Scope and Contents
The collection includes approximately 20,000 black-and-white photographic prints, most ranging in size between 3x5 and 5x7 inches. The verso of many of the prints have English or French captions affixed to them. Crop marks and comments occasionally appear on the prints.
The original arrangment of the collection, which has been retained, was intended to facilitate the retrieval of images for the society's publications, such as White Fathers Magazine. The collection is divided into four series: 1) African prints arranged by subject; 2) prints of the society's missionaries arranged by name; 3) photographs of Europe and America, including the Washington, D.C. headquarters and its staff; and 4) miscellaneous materials, including commercial postcard collections in their original wrappings, photographic negatives (many arranged by photographer's name) and unlabeled rolls of negatives. This register describes only the photographs of Africa in Series 1, which comprise about 80% of the collection. The subject headings reproduced here were typed verbatim from the original file separaters. The abbreviation s.f. refers to a subject file, while l.f. refers to a large file or broad category of prints. [The archivist's annotations are enclosed in square brackets.]
The photographs depict a wide variety of themes and subjects. Catholic religious life is well represented in the collection. Native African religious practices are also represented, but are found under subject headings such as Witch Doctors Witch Craft. A large number of images relate to education, construction projects, handicrafts, flora and fauna. African personalities, both religious and secular, are also depicted. Countries represented include: Algeria, Burkina Faso (formerly Upper Volta), Burundi, Cameroon, Congo, Gabon, Ghana, Kenya, Malawi, Mali, Nigeria, Rhodesia (check), Rwanda (Ruanda-Urundi), Sudan, Tanzania, Tunisia, Uganda, Zambia The greatest number of prints concern Ghana, followed by Tanzania. A smaller number of prints concern Ethiopia, Guinea, Liberia, Mozambique and Senegal.

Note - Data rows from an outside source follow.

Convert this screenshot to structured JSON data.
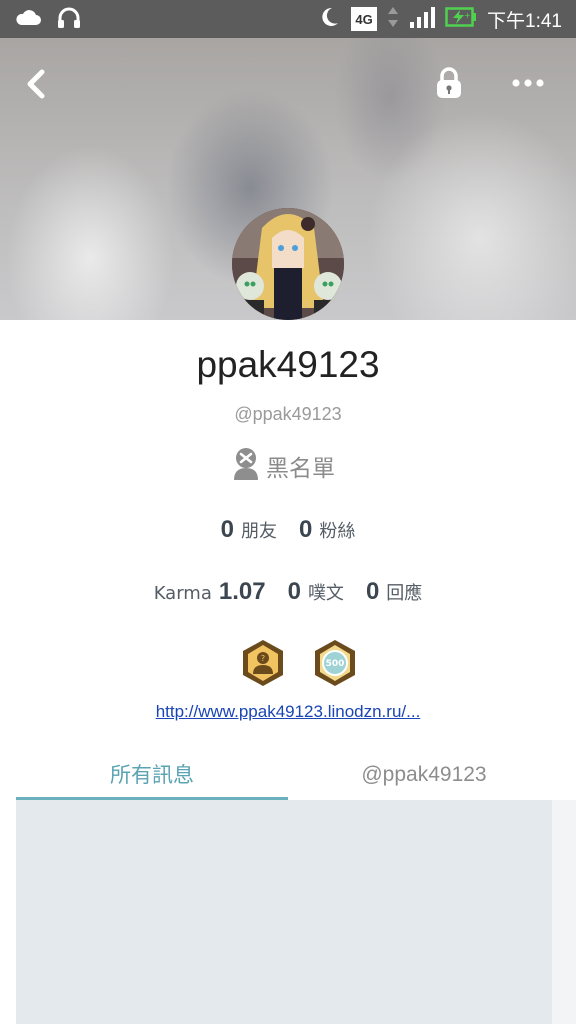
{
  "status_bar": {
    "left_icons": [
      "cloud-icon",
      "headphone-icon"
    ],
    "right_icons": [
      "moon-icon",
      "4g-icon",
      "signal-icon",
      "battery-charging-icon"
    ],
    "network": "4G",
    "time": "下午1:41"
  },
  "header": {
    "back_icon": "chevron-left-icon",
    "lock_icon": "lock-icon",
    "more_icon": "more-horizontal-icon"
  },
  "profile": {
    "display_name": "ppak49123",
    "handle": "@ppak49123",
    "blacklist_label": "黑名單",
    "stats_row1": [
      {
        "num": "0",
        "label": "朋友"
      },
      {
        "num": "0",
        "label": "粉絲"
      }
    ],
    "karma_label": "Karma",
    "karma_value": "1.07",
    "stats_row2": [
      {
        "num": "0",
        "label": "噗文"
      },
      {
        "num": "0",
        "label": "回應"
      }
    ],
    "badge_2_text": "500",
    "website": "http://www.ppak49123.linodzn.ru/..."
  },
  "tabs": [
    {
      "label": "所有訊息",
      "active": true
    },
    {
      "label": "@ppak49123",
      "active": false
    }
  ],
  "colors": {
    "accent": "#6cb0bd",
    "link": "#1a45b5",
    "feed_bg": "#e3e9ec"
  }
}
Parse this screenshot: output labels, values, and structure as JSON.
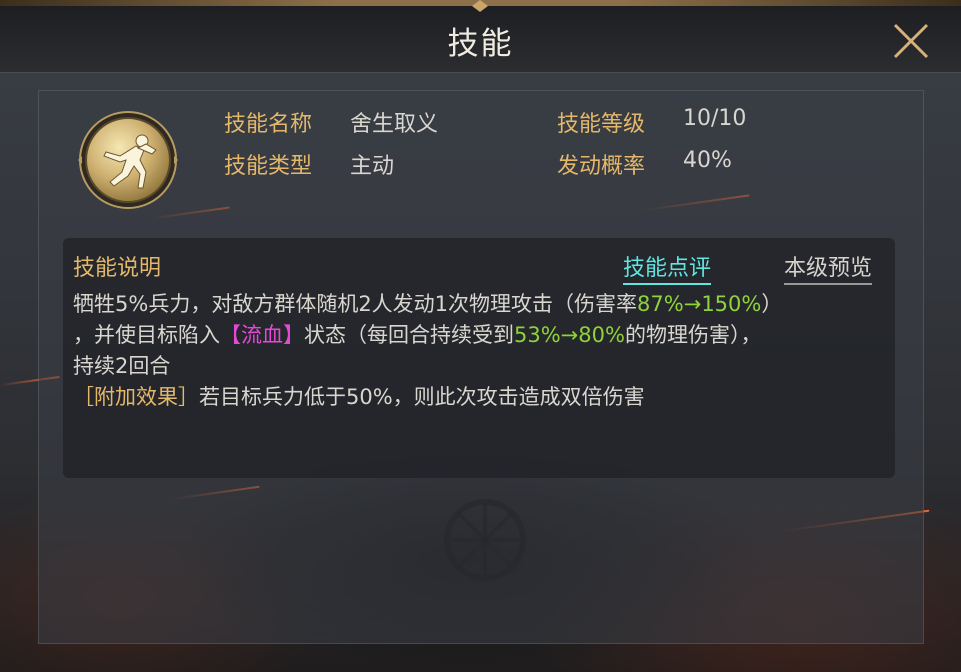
{
  "window": {
    "title": "技能"
  },
  "skill": {
    "name_label": "技能名称",
    "name_value": "舍生取义",
    "type_label": "技能类型",
    "type_value": "主动",
    "level_label": "技能等级",
    "level_value": "10/10",
    "rate_label": "发动概率",
    "rate_value": "40%"
  },
  "description": {
    "title": "技能说明",
    "tab_review": "技能点评",
    "tab_preview": "本级预览",
    "segments": {
      "s1": "牺牲5%兵力，对敌方群体随机2人发动1次物理攻击（伤害率",
      "s2": "87%→150%",
      "s3": "）",
      "s4": "，并使目标陷入",
      "s5": "【流血】",
      "s6": "状态（每回合持续受到",
      "s7": "53%→80%",
      "s8": "的物理伤害），",
      "s9": "持续2回合",
      "s10": "［附加效果］",
      "s11": "若目标兵力低于50%，则此次攻击造成双倍伤害"
    }
  },
  "icons": {
    "close": "close-icon",
    "emblem": "running-figure-icon"
  },
  "colors": {
    "label_gold": "#e5b869",
    "highlight_green": "#8fd23a",
    "highlight_pink": "#e24ad6",
    "tab_cyan": "#5ee6e0"
  }
}
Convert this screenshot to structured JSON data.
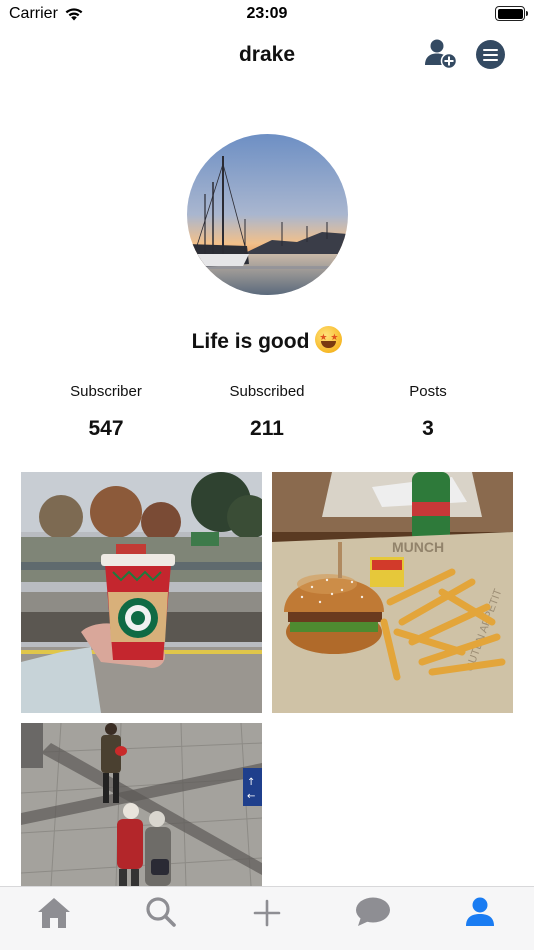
{
  "status_bar": {
    "carrier": "Carrier",
    "time": "23:09"
  },
  "nav": {
    "title": "drake",
    "add_user_icon": "person-add-icon",
    "menu_icon": "hamburger-menu-icon"
  },
  "profile": {
    "bio_text": "Life is good",
    "bio_emoji": "star-struck-emoji"
  },
  "stats": [
    {
      "label": "Subscriber",
      "value": "547"
    },
    {
      "label": "Subscribed",
      "value": "211"
    },
    {
      "label": "Posts",
      "value": "3"
    }
  ],
  "posts": [
    {
      "subject": "starbucks-cup-photo"
    },
    {
      "subject": "burger-and-fries-photo"
    },
    {
      "subject": "station-people-photo"
    }
  ],
  "tab_bar": {
    "tabs": [
      "home-icon",
      "search-icon",
      "add-icon",
      "chat-icon",
      "profile-icon"
    ],
    "active_tab": "profile-icon",
    "active_color": "#1a7cf2",
    "inactive_color": "#8e8e93"
  }
}
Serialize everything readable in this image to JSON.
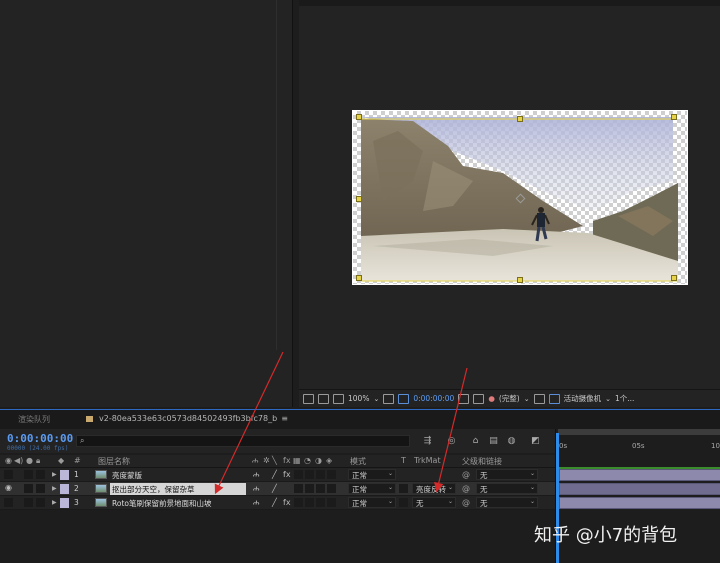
{
  "viewer_toolbar": {
    "zoom": "100%",
    "timecode": "0:00:00:00",
    "resolution": "(完整)",
    "camera": "活动摄像机",
    "views": "1个..."
  },
  "tabs": {
    "render_queue": "渲染队列",
    "comp_name": "v2-80ea533e63c0573d84502493fb3bfc78_b",
    "comp_menu": "≡"
  },
  "time": {
    "current": "0:00:00:00",
    "frames": "00000 (24.00 fps)"
  },
  "columns": {
    "num": "#",
    "layer_name": "图层名称",
    "mode": "模式",
    "t": "T",
    "trkmat": "TrkMat",
    "parent": "父级和链接"
  },
  "layers": [
    {
      "num": "1",
      "name": "亮度蒙版",
      "mode": "正常",
      "trkmat": "",
      "parent": "无"
    },
    {
      "num": "2",
      "name": "抠出部分天空，保留杂草",
      "mode": "正常",
      "trkmat": "亮度反转",
      "parent": "无"
    },
    {
      "num": "3",
      "name": "Roto笔刷保留前景地面和山坡",
      "mode": "正常",
      "trkmat": "无",
      "parent": "无"
    }
  ],
  "ruler": {
    "t0": "0s",
    "t5": "05s",
    "t10": "10"
  },
  "watermark": "知乎 @小7的背包",
  "colors": {
    "accent": "#2d8ceb",
    "timecode": "#5b9bf2",
    "layer_label": "#b9b6d8",
    "annotation_arrow": "#d42a2a",
    "guide_handles": "#e6d34a"
  }
}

Please note that the contents of the collection and the language and terminology used reflect the context and culture of the time of its creation. As an historical document, its contents may be at odds with contemporary views and terminology and considered offensive today. The information within this collection does not reflect the views of the Smithsonian Institution or National Anthropological Archives, but is available in its original form to facilitate research.